3. You're constantly fighting a cold.
Low immunity can cause a host of health problems and one of the best ways to lower your immunity is to neglect bedtime. A weakened immune system will make it harder for your body to fight infections or illnesses. If you've been getting sick often and it's not COVID, you could just be exhausted. Common infections (like yeast infections) can become recurring issues if your immune system is compromised as well.
4. You are either indecisive or impulsive.
Our brains don't work well when we're tired, and you'll probably find it difficult to focus. But other, less obvious signs of sleep deprivation are an inability to make seemingly simple decisions or a reckless level of impulsivity. Sleep deprivation can affect speed and higher-level cognitive processing so managing your time and efficiency could become a lot harder. Conversely, if you find yourself making irrational or impulsive decisions when it's out of character for you to do so, you could simply be exhausted. Exhaustion lowers your inhibitions so you might start doing things like speeding through traffic or making hasty decisions at work.
5. You may be very hungry or lose your appetite altogether
When we're overly tired, our brains don't have the energy to deal with the demands of life. We can mask fatigue with things like sugary foods, alcohol, or caffeine, but we're not solving the problem, we're just covering it up. If you have a bad night of sleep you may find yourself craving rich, high-fat, or high-carbohydrate foods. This is because exhaustion increases cortisol (the stress hormone), which prompts us to find a serotonin hit, which most of us do by eating rich foods. On the other hand, your appetite might disappear altogether. Appetite loss and irritable bowel syndrome have both been linked to fatigue. Your digestive system takes a hit either way.
6. Your skin looks less than stellar
A 2013 study conducted at the University Hospital of Cleveland found a correlation between sleep deprivation and skin aging (wrinkles, dark spots, etc). Your skin may also be extra dry or pale, and you might notice you just look older. "Skin fatigue" is caused by a combination of factors, including lack of sleep, smoking, unhealthy diets, or stress. When under stress, you adrenal glands release cortisol which affects blood flow and damages the collagen in your skin. People with very stressful lives thereby "age" quicker than those who manage their stress well. If you look tired, you probably are.
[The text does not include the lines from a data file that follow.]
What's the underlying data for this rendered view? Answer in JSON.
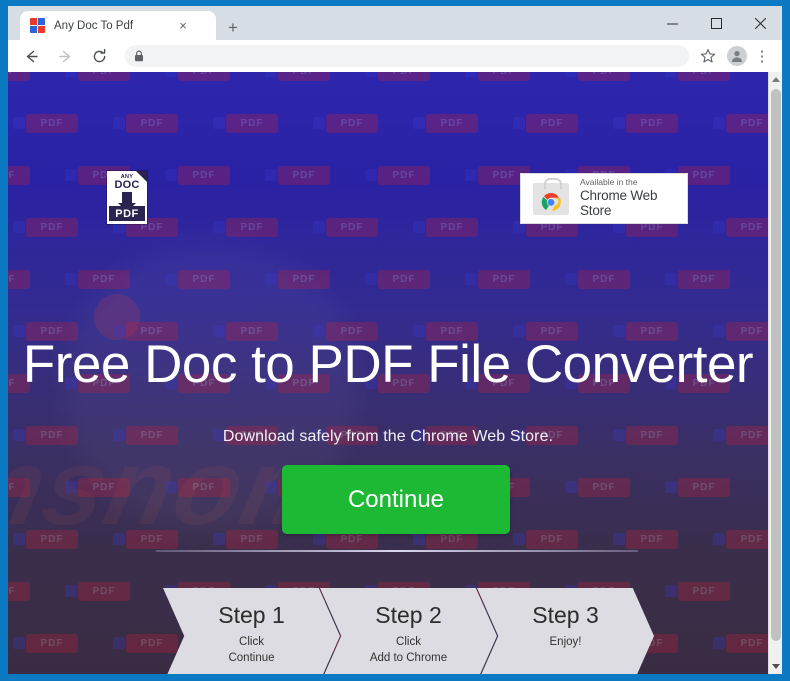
{
  "browser": {
    "tab": {
      "title": "Any Doc To Pdf",
      "favicon": "document-favicon",
      "close_label": "×"
    },
    "new_tab_label": "+",
    "window_controls": {
      "minimize": "–",
      "maximize": "□",
      "close": "×"
    },
    "toolbar": {
      "back": "←",
      "forward": "→",
      "reload": "⟳",
      "lock": "lock-icon",
      "url_value": "",
      "url_placeholder": "",
      "bookmark": "☆",
      "profile": "profile-avatar",
      "menu": "⋮"
    },
    "scrollbar": {
      "up_arrow": "▲",
      "down_arrow": "▼"
    }
  },
  "page": {
    "logo": {
      "top_label": "ANY",
      "mid_label": "DOC",
      "bottom_label": "PDF"
    },
    "chrome_web_store_badge": {
      "line1": "Available in the",
      "line2": "Chrome Web Store"
    },
    "hero": {
      "title": "Free Doc to PDF File Converter",
      "subtitle": "Download safely from the Chrome Web Store."
    },
    "cta": {
      "label": "Continue"
    },
    "steps": [
      {
        "title": "Step 1",
        "line1": "Click",
        "line2": "Continue"
      },
      {
        "title": "Step 2",
        "line1": "Click",
        "line2": "Add to Chrome"
      },
      {
        "title": "Step 3",
        "line1": "Enjoy!",
        "line2": ""
      }
    ],
    "watermark_text": "nsnom",
    "tile_text": "PDF"
  },
  "colors": {
    "window_frame": "#0b7ac2",
    "bg_top": "#2d26ad",
    "bg_bottom": "#392c42",
    "cta_green": "#1db934",
    "step_fill": "#dcdce2"
  }
}
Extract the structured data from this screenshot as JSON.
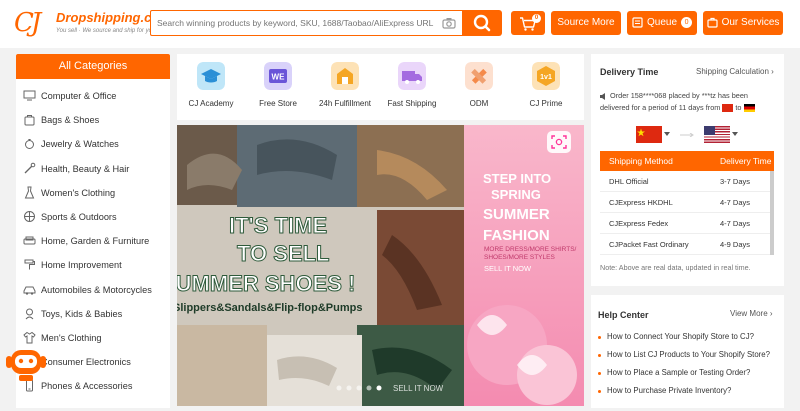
{
  "header": {
    "logo_mark": "CJ",
    "logo_name": "Dropshipping.com",
    "logo_tagline": "You sell · We source and ship for you!",
    "search_placeholder": "Search winning products by keyword, SKU, 1688/Taobao/AliExpress URL",
    "cart_count": "0",
    "source_more": "Source More",
    "queue": "Queue",
    "queue_count": "0",
    "our_services": "Our Services"
  },
  "categories": {
    "title": "All Categories",
    "items": [
      {
        "label": "Computer & Office",
        "icon": "computer-icon"
      },
      {
        "label": "Bags & Shoes",
        "icon": "bag-icon"
      },
      {
        "label": "Jewelry & Watches",
        "icon": "ring-icon"
      },
      {
        "label": "Health, Beauty & Hair",
        "icon": "brush-icon"
      },
      {
        "label": "Women's Clothing",
        "icon": "dress-icon"
      },
      {
        "label": "Sports & Outdoors",
        "icon": "ball-icon"
      },
      {
        "label": "Home, Garden & Furniture",
        "icon": "sofa-icon"
      },
      {
        "label": "Home Improvement",
        "icon": "roller-icon"
      },
      {
        "label": "Automobiles & Motorcycles",
        "icon": "car-icon"
      },
      {
        "label": "Toys, Kids & Babies",
        "icon": "toy-icon"
      },
      {
        "label": "Men's Clothing",
        "icon": "shirt-icon"
      },
      {
        "label": "Consumer Electronics",
        "icon": "camera-icon"
      },
      {
        "label": "Phones & Accessories",
        "icon": "phone-icon"
      }
    ]
  },
  "features": [
    {
      "label": "CJ Academy",
      "color": "#5ab8e6"
    },
    {
      "label": "Free Store",
      "color": "#7c6be0"
    },
    {
      "label": "24h Fulfillment",
      "color": "#f5a623"
    },
    {
      "label": "Fast Shipping",
      "color": "#a46be0"
    },
    {
      "label": "ODM",
      "color": "#f58a4a"
    },
    {
      "label": "CJ Prime",
      "color": "#f5a623"
    }
  ],
  "banner": {
    "left_line1": "IT'S TIME",
    "left_line2": "TO SELL",
    "left_line3": "SUMMER SHOES !",
    "left_sub": "Slippers&Sandals&Flip-flop&Pumps",
    "right_line1": "STEP INTO",
    "right_line2": "SPRING",
    "right_line3": "SUMMER",
    "right_line4": "FASHION",
    "right_sub1": "MORE DRESS/MORE SHIRTS/",
    "right_sub2": "SHOES/MORE STYLES",
    "right_cta": "SELL IT NOW",
    "bottom_cta": "SELL IT NOW"
  },
  "delivery": {
    "title": "Delivery Time",
    "link": "Shipping Calculation",
    "order_text": "Order 158****068 placed by ***tz has been delivered for a period of 11 days from",
    "to_text": "to",
    "col_method": "Shipping Method",
    "col_time": "Delivery Time",
    "rows": [
      {
        "method": "DHL Official",
        "time": "3-7 Days"
      },
      {
        "method": "CJExpress HKDHL",
        "time": "4-7 Days"
      },
      {
        "method": "CJExpress Fedex",
        "time": "4-7 Days"
      },
      {
        "method": "CJPacket Fast Ordinary",
        "time": "4-9 Days"
      }
    ],
    "note": "Note: Above are real data, updated in real time."
  },
  "help": {
    "title": "Help Center",
    "link": "View More",
    "items": [
      "How to Connect Your Shopify Store to CJ?",
      "How to List CJ Products to Your Shopify Store?",
      "How to Place a Sample or Testing Order?",
      "How to Purchase Private Inventory?"
    ]
  },
  "colors": {
    "brand": "#ff6600"
  }
}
If you're experiencing any of these symptoms, the best thing you can do is rest. If you're an athlete like me, maybe schedule a few rest days. If you're unduly stressed, try to take a step back from whatever is stressing you out. Sleep is one of our most important bodily functions, linked to positive health outcomes like lower body weight, better heart health, better athletic performance, better cognitive function, and better relationships. If you're having trouble sleeping, you may want to see your doctor.
P.S. To get better rest, try these melatonin gummies (2mg), this affordable white noise machine, these blackout eye masks, or read a soothing bedtime story. For some of the best skin care products on the market, check out Dr. Dennis Gross.